Just one hundred years ago the word stress was such a vague word. Sure everyone had stress, but it was not a leading cause of many debilities, such as those common today.
Nowadays, stress is blamed for everything from depression, to homicide, and a wide range of things too numerous to mention. Even today, with people living more comfortable lives, stress continues to take a major toll on many facets of life, most importantly your health. One of the major body processes stress takes its toll on is your sleep. Sleep deprivation can lead to anything such as irritability, to premature ageing, to depression. Follow us to examine the sleep- stress connection.
Stress and Sleeplessness
Many people attribute their sleeplessness to stress, a demon on many ails. Quite often when you lie awake, tossing and fidgeting, it could be stress from the day’s activities keeping you at bay. You may be worried about failing to pay your bills, may have an incident from work on your mind, or be burdened with the thought of undertaking a giant task the following day. All these relate to stress, and will keep you awake. One of the main chemical changes that occur in response to stress is the release of a hormone called cortisol. Indeed, cortisol is a very important hormone, one which is needed to help the body function normally. But cortisol release at night is a bad thing; this is because cortisol puts your body in a state to be ready for more work. The result is that instead of winding down, your body may be preparing to go back to work.
Knowing when you are approaching your stress limit can be easy if you know what to look for; however, the signals are mixed at best. The best approach is to analyse the presence of multiple symptoms, which then conclude if you are being overloaded, or it’s just a coincidence. Common stress signals include;
- Loss of concentration
- Extreme anxiety
- Feeling very irritable
- Compulsive eating or loss of appetite
- Increased use of recreational drugs ( cigarettes, alcohol, caffeine)
- Decrease in libido ( sex drive)
- Isolation from others
- Depressive symptoms
It is important if you notice the presence of multiple signals to take necessary corrective measures. These can be as simple as a few days off from work, but can pay big dividends.
Sources of Stress
At best, this list may include thousands upon thousands of triggers; some may be minor to some people, but enough to hit the trip switch for others. Regardless, once you have located certain sources of your stress, you can and must do all within your power to make a change. Causes of stress may be caused either by external influences, or by yourself. Generally speaking there are five categories of stressors, being;
- Stress caused by big life changes- this can include having a baby, getting married or changing jobs. Although some people transition easily, others may find these tasks daunting.
- Stress caused by daily routines- these stressors include the commute to and from work, the stress of having to pay bills while being financially unable, and finding balance of time between family and other responsibilities

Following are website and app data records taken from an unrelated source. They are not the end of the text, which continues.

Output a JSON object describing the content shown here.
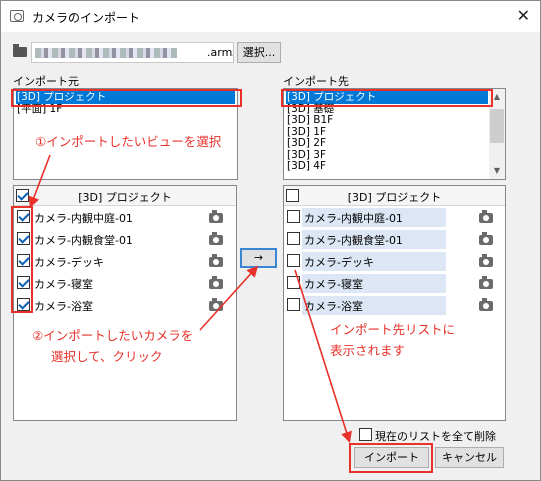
{
  "window": {
    "title": "カメラのインポート"
  },
  "file": {
    "extension": ".armz",
    "select_label": "選択..."
  },
  "source": {
    "section_label": "インポート元",
    "views": [
      "[3D] プロジェクト",
      "[平面] 1F"
    ],
    "selected_view": 0,
    "header": "[3D] プロジェクト",
    "cameras": [
      {
        "label": "カメラ-内観中庭-01",
        "checked": true
      },
      {
        "label": "カメラ-内観食堂-01",
        "checked": true
      },
      {
        "label": "カメラ-デッキ",
        "checked": true
      },
      {
        "label": "カメラ-寝室",
        "checked": true
      },
      {
        "label": "カメラ-浴室",
        "checked": true
      }
    ]
  },
  "target": {
    "section_label": "インポート先",
    "views": [
      "[3D] プロジェクト",
      "[3D] 基礎",
      "[3D] B1F",
      "[3D] 1F",
      "[3D] 2F",
      "[3D] 3F",
      "[3D] 4F"
    ],
    "selected_view": 0,
    "header": "[3D] プロジェクト",
    "cameras": [
      {
        "label": "カメラ-内観中庭-01",
        "checked": false
      },
      {
        "label": "カメラ-内観食堂-01",
        "checked": false
      },
      {
        "label": "カメラ-デッキ",
        "checked": false
      },
      {
        "label": "カメラ-寝室",
        "checked": false
      },
      {
        "label": "カメラ-浴室",
        "checked": false
      }
    ]
  },
  "transfer_label": "→",
  "delete_all_label": "現在のリストを全て削除",
  "buttons": {
    "import": "インポート",
    "cancel": "キャンセル"
  },
  "annotations": {
    "step1": "①インポートしたいビューを選択",
    "step2_line1": "②インポートしたいカメラを",
    "step2_line2": "選択して、クリック",
    "result_line1": "インポート先リストに",
    "result_line2": "表示されます"
  },
  "colors": {
    "annotation": "#e8312a",
    "selection": "#0078d7",
    "target_row": "#dce6f4"
  }
}
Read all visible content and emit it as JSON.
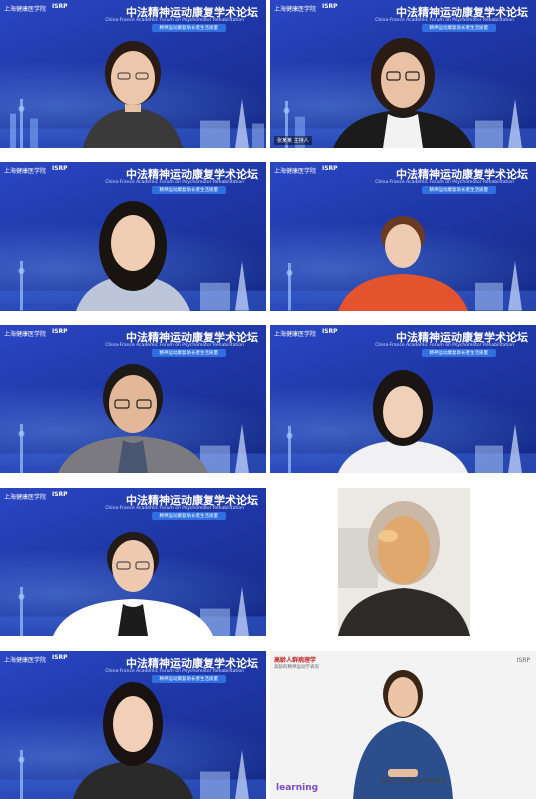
{
  "conference": {
    "title": "中法精神运动康复学术论坛",
    "subtitle": "China-France Academic Forum on Psychomotor Rehabilitation",
    "banner": "精神运动康复助长者生活质量",
    "logo_text": "上海健康医学院",
    "partner_logo": "ISRP"
  },
  "tiles": [
    {
      "name": "participant-1",
      "top_color": "#1b1b1b",
      "shirt": "#3a3a3a",
      "hair": "#2a1b14"
    },
    {
      "name": "participant-2",
      "top_color": "#1b1b1b",
      "shirt": "#2b2b2b",
      "hair": "#2a1b14",
      "name_tag": "张某某 主持人"
    },
    {
      "name": "participant-3",
      "top_color": "#1b1b1b",
      "shirt": "#bcc6d8",
      "hair": "#1a1410"
    },
    {
      "name": "participant-4",
      "top_color": "#1b1b1b",
      "shirt": "#e5532e",
      "hair": "#6a3a22"
    },
    {
      "name": "participant-5",
      "top_color": "#1b1b1b",
      "shirt": "#7a7a80",
      "hair": "#1e1a18"
    },
    {
      "name": "participant-6",
      "top_color": "#1b1b1b",
      "shirt": "#f1f1f4",
      "hair": "#1a1412"
    },
    {
      "name": "participant-7",
      "top_color": "#1b1b1b",
      "shirt": "#ffffff",
      "hair": "#221b18"
    },
    {
      "name": "participant-9",
      "top_color": "#1b1b1b",
      "shirt": "#2a2a2a",
      "hair": "#1a1210"
    }
  ],
  "webcam": {
    "name": "participant-8"
  },
  "lecture": {
    "title": "高龄人群病理学",
    "subtitle": "高龄的精神运动学表现",
    "isrp": "ISRP",
    "logo": "learning",
    "caption": "新的学习精神的关键发展"
  }
}
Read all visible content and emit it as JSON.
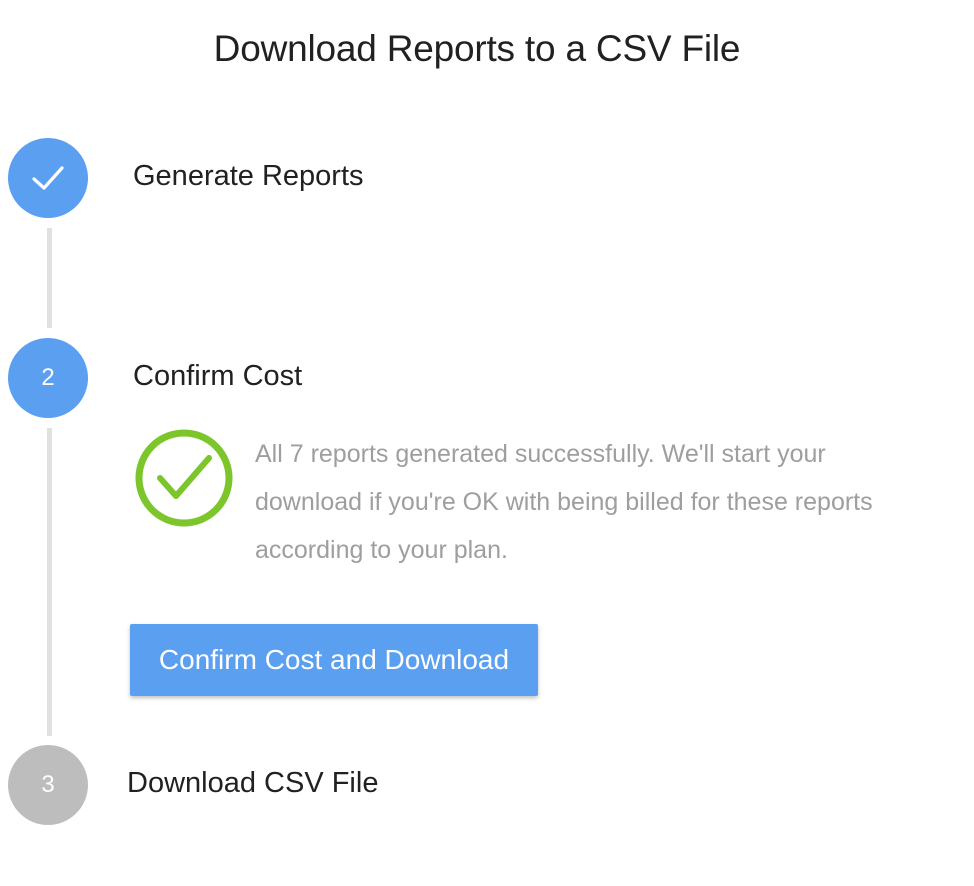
{
  "page": {
    "title": "Download Reports to a CSV File"
  },
  "steps": [
    {
      "indicator": "check-icon",
      "label": "Generate Reports",
      "state": "complete",
      "color": "#5a9ff0"
    },
    {
      "indicator": "2",
      "label": "Confirm Cost",
      "state": "active",
      "color": "#5a9ff0",
      "success_icon": "success-check-icon",
      "success_color": "#7cc52a",
      "message": "All 7 reports generated successfully. We'll start your download if you're OK with being billed for these reports according to your plan.",
      "button_label": "Confirm Cost and Download"
    },
    {
      "indicator": "3",
      "label": "Download CSV File",
      "state": "pending",
      "color": "#bdbdbd"
    }
  ],
  "colors": {
    "accent": "#5a9ff0",
    "success": "#7cc52a",
    "muted_text": "#9e9e9e",
    "connector": "#e0e0e0"
  }
}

- Unrealistic expectations- these types of stresses include complacency, health issues, work stress and addictions.
- Interpersonal stress- this is the most unsettling source of stress for many people and includes triggers such as marital conflicts, problems with communication, anger issues, dealing with aging parents and much more.
When it comes to tips for managing your stress, there are as many as there are triggers. More often than not, however, they do not work; this leads to the conclusion then, just avoid your trigger, right? Well, to an extent that would work, but it’s also true that it’s impossible to avoid all triggers. For example, if you have marital problems, what would you do, leave your spouse every time a disagreement ensues? Not practical at all. Rather, follow these general guidelines to help you control your stressors;
- Learn to harness stress- this may sound counterproductive, but stress has its benefits. By using stress at correct times of the day, you are likely to get more accomplished in the same or lesser time. This is because cortisol puts your body in a position to handle more work. Use wisely
- Do not bring work home- if you and the boss had an exchange of words, don’t bring it home, it will only complicate home matters. Instead, talk about it with your spouse/ family members and don’t sound arrogant or hasty.
- Schedule your day- if you fail to accomplish something, you may feel unsettled in bed, causing sleeplessness. Attempt all tasks, or leave in a state you are comfortable with. Do not overextend yourself.
- Make a conscious effort to change- if you constantly find yourself triggered by bills, approach it another way; make a conscious effort to conserve the following month. Unplug your electrical devices, or turn down the heater. It can go a long way, giving you less to worry about in your sleep.
Lastly, make your bed conducive to sleep. Sleep in comfy, dark encouraging room, far far away from bills and the world.
Category: Sleep Disorders